>     -- newMessage allocates a new, initially empty, mutable message:
>     msg <- newMessage
>     -- newRoot allocates a new struct as the root object of the message.
>     -- In this case the type of the struct can be inferred from our later
>     -- use of Addressbook's accessors:
>     addressbook <- newRoot msg
>     -- new_* accessors allocate a new value of the correct type for a
>     -- given field. These functions accordingly only exist for types
>     -- which are encoded as pointers (structs, lists, bytes...). In
>     -- the case of lists, these take an extra argument specifying a
>     -- the length of the list:
>     people <- new_AddressBook'people 2 addressbook
>     -- Index gets an object at a specified location in a list. Cap'N Proto
>     -- lists are flat arrays, and in the case of structs the structs are
>     -- unboxed, so there is no need to allocate each element:
>     alice <- index 0 people
>     -- set_* functions set the value of a field. For fields of non-pointer
>     -- types (integers, bools...), We can just pass the value we want to set_*,
>     -- rather than allocating via new_* first:
>     set_Person'id alice 123
>     -- 'cerialize' is used to marshal a value into a message. Below, we copy
>     -- the text for Alice's name and email address into the message, and then
>     -- use Person's set_* functions to attach the resulting objects to our
>     -- Person:
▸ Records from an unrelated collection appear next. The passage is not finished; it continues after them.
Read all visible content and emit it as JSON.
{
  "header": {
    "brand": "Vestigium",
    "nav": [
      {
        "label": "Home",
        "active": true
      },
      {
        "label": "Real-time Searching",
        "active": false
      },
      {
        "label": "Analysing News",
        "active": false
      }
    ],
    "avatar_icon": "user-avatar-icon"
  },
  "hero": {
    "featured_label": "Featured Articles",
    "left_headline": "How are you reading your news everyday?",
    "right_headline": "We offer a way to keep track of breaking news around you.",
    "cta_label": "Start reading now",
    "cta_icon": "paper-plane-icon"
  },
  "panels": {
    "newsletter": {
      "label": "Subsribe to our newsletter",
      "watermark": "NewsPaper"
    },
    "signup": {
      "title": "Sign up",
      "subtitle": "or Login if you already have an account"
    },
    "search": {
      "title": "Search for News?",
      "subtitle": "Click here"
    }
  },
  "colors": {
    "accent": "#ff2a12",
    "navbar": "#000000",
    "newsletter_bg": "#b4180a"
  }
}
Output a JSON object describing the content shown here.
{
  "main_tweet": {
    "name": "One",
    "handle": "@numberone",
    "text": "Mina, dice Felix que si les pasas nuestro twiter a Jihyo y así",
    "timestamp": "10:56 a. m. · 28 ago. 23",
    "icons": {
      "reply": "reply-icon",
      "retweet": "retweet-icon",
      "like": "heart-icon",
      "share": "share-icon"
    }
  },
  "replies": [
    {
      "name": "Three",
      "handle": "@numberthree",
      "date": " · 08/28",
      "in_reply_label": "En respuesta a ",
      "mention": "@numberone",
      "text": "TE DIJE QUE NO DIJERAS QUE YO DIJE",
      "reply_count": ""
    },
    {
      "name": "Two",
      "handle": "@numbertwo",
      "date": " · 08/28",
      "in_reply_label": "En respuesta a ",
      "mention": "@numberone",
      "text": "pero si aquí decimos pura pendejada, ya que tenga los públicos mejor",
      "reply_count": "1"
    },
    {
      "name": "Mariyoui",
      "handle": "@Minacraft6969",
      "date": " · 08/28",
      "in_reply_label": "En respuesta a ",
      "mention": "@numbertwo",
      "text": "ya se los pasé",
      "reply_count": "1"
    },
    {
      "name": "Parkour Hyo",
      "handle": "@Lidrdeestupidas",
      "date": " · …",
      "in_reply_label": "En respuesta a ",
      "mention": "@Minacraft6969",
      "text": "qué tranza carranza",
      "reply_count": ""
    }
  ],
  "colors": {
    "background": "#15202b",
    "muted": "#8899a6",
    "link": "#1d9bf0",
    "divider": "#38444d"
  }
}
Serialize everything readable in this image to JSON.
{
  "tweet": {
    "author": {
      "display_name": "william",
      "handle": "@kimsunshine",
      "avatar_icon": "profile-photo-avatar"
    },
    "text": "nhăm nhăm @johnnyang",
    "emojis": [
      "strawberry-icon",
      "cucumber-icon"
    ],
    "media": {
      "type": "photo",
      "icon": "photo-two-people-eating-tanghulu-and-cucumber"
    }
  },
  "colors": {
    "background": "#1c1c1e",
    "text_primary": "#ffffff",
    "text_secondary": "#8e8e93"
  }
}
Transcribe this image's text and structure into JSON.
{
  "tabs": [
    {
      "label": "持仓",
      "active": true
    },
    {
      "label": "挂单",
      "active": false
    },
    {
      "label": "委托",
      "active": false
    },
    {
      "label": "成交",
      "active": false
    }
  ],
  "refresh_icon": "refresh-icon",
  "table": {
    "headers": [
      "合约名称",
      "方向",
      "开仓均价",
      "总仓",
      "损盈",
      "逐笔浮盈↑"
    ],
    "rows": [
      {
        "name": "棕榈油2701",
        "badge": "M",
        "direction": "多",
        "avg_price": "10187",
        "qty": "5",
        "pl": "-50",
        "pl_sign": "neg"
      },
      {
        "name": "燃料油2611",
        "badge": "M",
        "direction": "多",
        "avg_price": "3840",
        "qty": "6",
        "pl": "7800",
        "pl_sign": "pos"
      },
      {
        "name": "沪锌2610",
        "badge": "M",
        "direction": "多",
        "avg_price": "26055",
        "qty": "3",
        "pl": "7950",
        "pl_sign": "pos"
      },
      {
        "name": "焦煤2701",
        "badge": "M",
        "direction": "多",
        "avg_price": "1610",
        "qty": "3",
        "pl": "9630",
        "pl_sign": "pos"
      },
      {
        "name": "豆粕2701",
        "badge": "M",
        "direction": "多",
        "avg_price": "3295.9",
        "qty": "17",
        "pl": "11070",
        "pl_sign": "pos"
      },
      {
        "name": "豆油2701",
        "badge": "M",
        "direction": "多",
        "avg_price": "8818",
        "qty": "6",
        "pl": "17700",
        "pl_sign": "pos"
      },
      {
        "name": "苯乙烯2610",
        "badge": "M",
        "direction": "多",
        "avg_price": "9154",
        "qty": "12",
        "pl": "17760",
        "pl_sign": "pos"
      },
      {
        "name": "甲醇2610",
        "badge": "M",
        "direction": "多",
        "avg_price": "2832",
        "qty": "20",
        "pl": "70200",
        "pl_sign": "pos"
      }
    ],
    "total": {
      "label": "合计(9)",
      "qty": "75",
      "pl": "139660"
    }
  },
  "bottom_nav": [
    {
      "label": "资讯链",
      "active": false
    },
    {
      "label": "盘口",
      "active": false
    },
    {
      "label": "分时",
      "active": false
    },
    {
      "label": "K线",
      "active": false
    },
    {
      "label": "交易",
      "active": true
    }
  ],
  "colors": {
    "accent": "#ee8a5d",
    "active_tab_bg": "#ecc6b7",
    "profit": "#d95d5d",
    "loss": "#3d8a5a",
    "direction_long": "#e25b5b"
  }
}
>     set_Person'name alice =<< cerialize msg (T.pack "Alice")
>     set_Person'email alice =<< cerialize msg (T.pack "alice@example.com")
>     phones <- new_Person'phones 1 alice
>     mobilePhone <- index 0 phones
>     set_Person'PhoneNumber'number mobilePhone =<< cerialize msg (T.pack "555-1212")
>     set_Person'PhoneNumber'type_ mobilePhone Person'PhoneNumber'Type'mobile
>     -- Setting union fields is slightly awkward; we have an auxiliary type
>     -- for the union field, which we must get_* first:
>     employment <- get_Person'employment alice
>     -- Then, we can use set_* to set both the tag of the union and the
>     -- value:
>     set_Person'employment'school employment =<< cerialize msg (T.pack "MIT")
>     bob <- index 1 people
>     set_Person'id bob 456
>     set_Person'name bob =<< cerialize msg (T.pack "Bob")
>     set_Person'email bob =<< cerialize msg (T.pack "bob@example.com")
>     phones <- new_Person'phones 2 bob
>     homePhone <- index 0 phones
>     set_Person'PhoneNumber'number homePhone =<< cerialize msg (T.pack "555-4567")
>     set_Person'PhoneNumber'type_ homePhone Person'PhoneNumber'Type'home
>     workPhone <- index 1 phones
>     set_Person'PhoneNumber'number workPhone =<< cerialize msg (T.pack "555-7654")
>     set_Person'PhoneNumber'type_ workPhone Person'PhoneNumber'Type'work
>     employment <- get_Person'employment bob
>     set_Person'employment'selfEmployed employment
>     freeze msg